Toronto has been affected by many widespread, and very costly, flooding events in the past several decades. The city was struck by flooding in 2000, 2005, and 2013. As climate change affects local weather patterns, it is expected that extreme rainfall events will only grow more common as time goes on. This makes the need for programs such as Toronto’s downspout disconnection program all the more important. When a downspout is connected directly to the local sewer system, either sanitary or storm, the water collected on the rooftop is deposited directly into the sewers. This can result in large volume of water entering the system and doing so very quickly. As a result, the sewer system, which is often combined in Toronto, can quickly be have its capacity overtopped and result in water and raw sewage backing up the private sewer lateral and into people’s homes. Furthermore, this problem is not limited to just those houses with a downspout connected to the system, it happens on a wide scale in which houses that are complying with the bylaw will be just as affected as those that are not. Another issue that arises with connected downspout is the fact that rainwater washing off of roofing can be quite polluted as particles of roofing material and other pollutant become entrained in the water as it flows over the roof. If a downspout instead feeds onto a lawn or garden, the plants and soil will act a filter for these pollutants and prevent them from being deposited into the nearby water bodies.

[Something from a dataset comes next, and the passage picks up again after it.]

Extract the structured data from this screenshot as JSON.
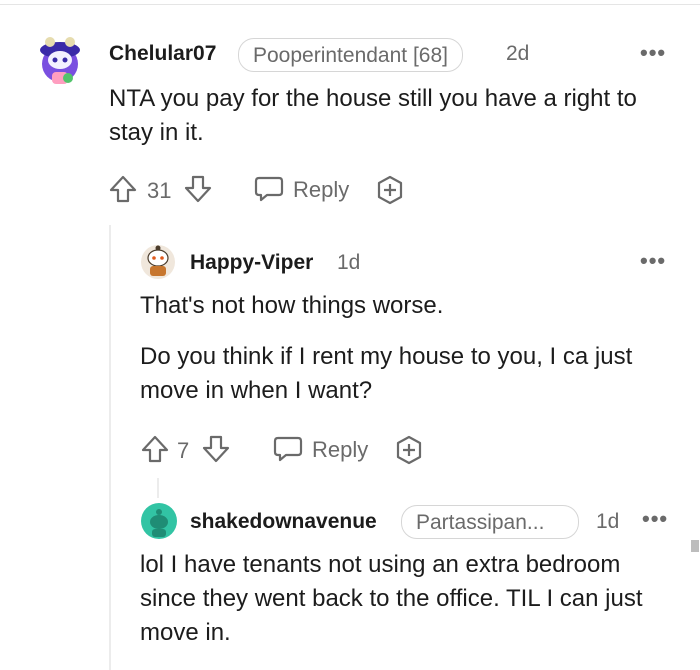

Responding to a series of costly flooding events, in 2007 the City of Toronto, Ontario decided to make its previously-voluntary downspout disconnections program mandatory in the hopes of reducing the volume of fresh water flowing into the sewer system during storm events. When a house’s downspout, the pipe that drains water from the rooftop, is connected directly a municipal sewer system the chance for sewer backup flooding increases. If a downspout is disconnected from the sewer system and instead drains onto a lawn or into a rain barrel, not only is less water in total entering the system, but it is also being deposited over a longer timeframe, giving the sewer system more time to discharge the water currently being handled and reducing the chances of that water backing up into homes.